>>>
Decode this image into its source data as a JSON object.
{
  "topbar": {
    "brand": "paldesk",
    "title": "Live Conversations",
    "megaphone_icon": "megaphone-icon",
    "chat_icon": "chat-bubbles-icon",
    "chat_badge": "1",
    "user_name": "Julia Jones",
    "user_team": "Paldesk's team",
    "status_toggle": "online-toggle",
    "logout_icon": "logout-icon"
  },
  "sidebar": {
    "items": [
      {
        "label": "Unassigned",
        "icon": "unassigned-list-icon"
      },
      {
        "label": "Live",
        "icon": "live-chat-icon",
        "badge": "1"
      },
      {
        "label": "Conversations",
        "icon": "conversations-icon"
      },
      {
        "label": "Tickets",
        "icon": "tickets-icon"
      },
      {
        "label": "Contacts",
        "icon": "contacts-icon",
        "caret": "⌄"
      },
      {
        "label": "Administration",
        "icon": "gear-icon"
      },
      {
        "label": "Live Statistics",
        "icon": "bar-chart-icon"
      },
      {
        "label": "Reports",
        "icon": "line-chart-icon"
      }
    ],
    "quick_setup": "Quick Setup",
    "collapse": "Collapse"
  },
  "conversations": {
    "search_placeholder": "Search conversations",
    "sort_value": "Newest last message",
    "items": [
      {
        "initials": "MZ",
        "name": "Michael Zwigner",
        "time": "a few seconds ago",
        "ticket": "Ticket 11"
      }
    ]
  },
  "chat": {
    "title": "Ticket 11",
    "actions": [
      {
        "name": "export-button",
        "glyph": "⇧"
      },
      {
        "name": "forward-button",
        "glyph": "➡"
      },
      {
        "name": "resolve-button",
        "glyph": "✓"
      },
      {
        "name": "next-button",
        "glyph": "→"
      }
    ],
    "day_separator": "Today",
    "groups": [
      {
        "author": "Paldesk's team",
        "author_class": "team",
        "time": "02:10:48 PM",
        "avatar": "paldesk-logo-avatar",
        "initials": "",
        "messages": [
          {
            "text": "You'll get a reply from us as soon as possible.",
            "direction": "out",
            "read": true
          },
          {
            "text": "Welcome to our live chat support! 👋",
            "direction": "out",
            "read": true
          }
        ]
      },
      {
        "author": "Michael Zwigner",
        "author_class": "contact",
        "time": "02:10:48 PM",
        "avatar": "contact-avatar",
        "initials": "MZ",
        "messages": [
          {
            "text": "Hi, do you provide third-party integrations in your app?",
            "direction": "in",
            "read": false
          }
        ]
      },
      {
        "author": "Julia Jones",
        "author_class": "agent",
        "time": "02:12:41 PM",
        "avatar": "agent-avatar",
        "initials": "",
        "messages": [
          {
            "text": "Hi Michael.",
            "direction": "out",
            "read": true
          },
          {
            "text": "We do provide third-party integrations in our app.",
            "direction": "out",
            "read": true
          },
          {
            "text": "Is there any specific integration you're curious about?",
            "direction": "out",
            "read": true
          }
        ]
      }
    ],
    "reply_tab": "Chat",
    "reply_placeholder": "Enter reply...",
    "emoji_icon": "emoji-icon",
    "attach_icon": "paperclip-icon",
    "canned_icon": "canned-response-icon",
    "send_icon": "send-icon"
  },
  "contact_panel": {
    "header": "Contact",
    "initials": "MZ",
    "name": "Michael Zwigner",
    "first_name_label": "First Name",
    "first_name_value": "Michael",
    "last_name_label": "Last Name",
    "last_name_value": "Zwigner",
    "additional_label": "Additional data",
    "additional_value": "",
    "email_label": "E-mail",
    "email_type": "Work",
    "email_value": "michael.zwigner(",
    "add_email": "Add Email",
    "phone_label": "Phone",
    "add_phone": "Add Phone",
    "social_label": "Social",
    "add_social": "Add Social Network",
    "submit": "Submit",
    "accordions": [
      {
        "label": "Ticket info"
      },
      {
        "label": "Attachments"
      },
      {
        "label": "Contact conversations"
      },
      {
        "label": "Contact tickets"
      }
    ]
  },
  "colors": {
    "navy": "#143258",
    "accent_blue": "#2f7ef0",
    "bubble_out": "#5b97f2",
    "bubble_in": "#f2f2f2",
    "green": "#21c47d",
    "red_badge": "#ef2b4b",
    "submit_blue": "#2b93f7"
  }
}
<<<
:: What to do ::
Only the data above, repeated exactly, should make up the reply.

:: Result of the task ::
Decode this image into its source data as a JSON object.
{
  "topbar": {
    "brand": "paldesk",
    "title": "Live Conversations",
    "megaphone_icon": "megaphone-icon",
    "chat_icon": "chat-bubbles-icon",
    "chat_badge": "1",
    "user_name": "Julia Jones",
    "user_team": "Paldesk's team",
    "status_toggle": "online-toggle",
    "logout_icon": "logout-icon"
  },
  "sidebar": {
    "items": [
      {
        "label": "Unassigned",
        "icon": "unassigned-list-icon"
      },
      {
        "label": "Live",
        "icon": "live-chat-icon",
        "badge": "1"
      },
      {
        "label": "Conversations",
        "icon": "conversations-icon"
      },
      {
        "label": "Tickets",
        "icon": "tickets-icon"
      },
      {
        "label": "Contacts",
        "icon": "contacts-icon",
        "caret": "⌄"
      },
      {
        "label": "Administration",
        "icon": "gear-icon"
      },
      {
        "label": "Live Statistics",
        "icon": "bar-chart-icon"
      },
      {
        "label": "Reports",
        "icon": "line-chart-icon"
      }
    ],
    "quick_setup": "Quick Setup",
    "collapse": "Collapse"
  },
  "conversations": {
    "search_placeholder": "Search conversations",
    "sort_value": "Newest last message",
    "items": [
      {
        "initials": "MZ",
        "name": "Michael Zwigner",
        "time": "a few seconds ago",
        "ticket": "Ticket 11"
      }
    ]
  },
  "chat": {
    "title": "Ticket 11",
    "actions": [
      {
        "name": "export-button",
        "glyph": "⇧"
      },
      {
        "name": "forward-button",
        "glyph": "➡"
      },
      {
        "name": "resolve-button",
        "glyph": "✓"
      },
      {
        "name": "next-button",
        "glyph": "→"
      }
    ],
    "day_separator": "Today",
    "groups": [
      {
        "author": "Paldesk's team",
        "author_class": "team",
        "time": "02:10:48 PM",
        "avatar": "paldesk-logo-avatar",
        "initials": "",
        "messages": [
          {
            "text": "You'll get a reply from us as soon as possible.",
            "direction": "out",
            "read": true
          },
          {
            "text": "Welcome to our live chat support! 👋",
            "direction": "out",
            "read": true
          }
        ]
      },
      {
        "author": "Michael Zwigner",
        "author_class": "contact",
        "time": "02:10:48 PM",
        "avatar": "contact-avatar",
        "initials": "MZ",
        "messages": [
          {
            "text": "Hi, do you provide third-party integrations in your app?",
            "direction": "in",
            "read": false
          }
        ]
      },
      {
        "author": "Julia Jones",
        "author_class": "agent",
        "time": "02:12:41 PM",
        "avatar": "agent-avatar",
        "initials": "",
        "messages": [
          {
            "text": "Hi Michael.",
            "direction": "out",
            "read": true
          },
          {
            "text": "We do provide third-party integrations in our app.",
            "direction": "out",
            "read": true
          },
          {
            "text": "Is there any specific integration you're curious about?",
            "direction": "out",
            "read": true
          }
        ]
      }
    ],
    "reply_tab": "Chat",
    "reply_placeholder": "Enter reply...",
    "emoji_icon": "emoji-icon",
    "attach_icon": "paperclip-icon",
    "canned_icon": "canned-response-icon",
    "send_icon": "send-icon"
  },
  "contact_panel": {
    "header": "Contact",
    "initials": "MZ",
    "name": "Michael Zwigner",
    "first_name_label": "First Name",
    "first_name_value": "Michael",
    "last_name_label": "Last Name",
    "last_name_value": "Zwigner",
    "additional_label": "Additional data",
    "additional_value": "",
    "email_label": "E-mail",
    "email_type": "Work",
    "email_value": "michael.zwigner(",
    "add_email": "Add Email",
    "phone_label": "Phone",
    "add_phone": "Add Phone",
    "social_label": "Social",
    "add_social": "Add Social Network",
    "submit": "Submit",
    "accordions": [
      {
        "label": "Ticket info"
      },
      {
        "label": "Attachments"
      },
      {
        "label": "Contact conversations"
      },
      {
        "label": "Contact tickets"
      }
    ]
  },
  "colors": {
    "navy": "#143258",
    "accent_blue": "#2f7ef0",
    "bubble_out": "#5b97f2",
    "bubble_in": "#f2f2f2",
    "green": "#21c47d",
    "red_badge": "#ef2b4b",
    "submit_blue": "#2b93f7"
  }
}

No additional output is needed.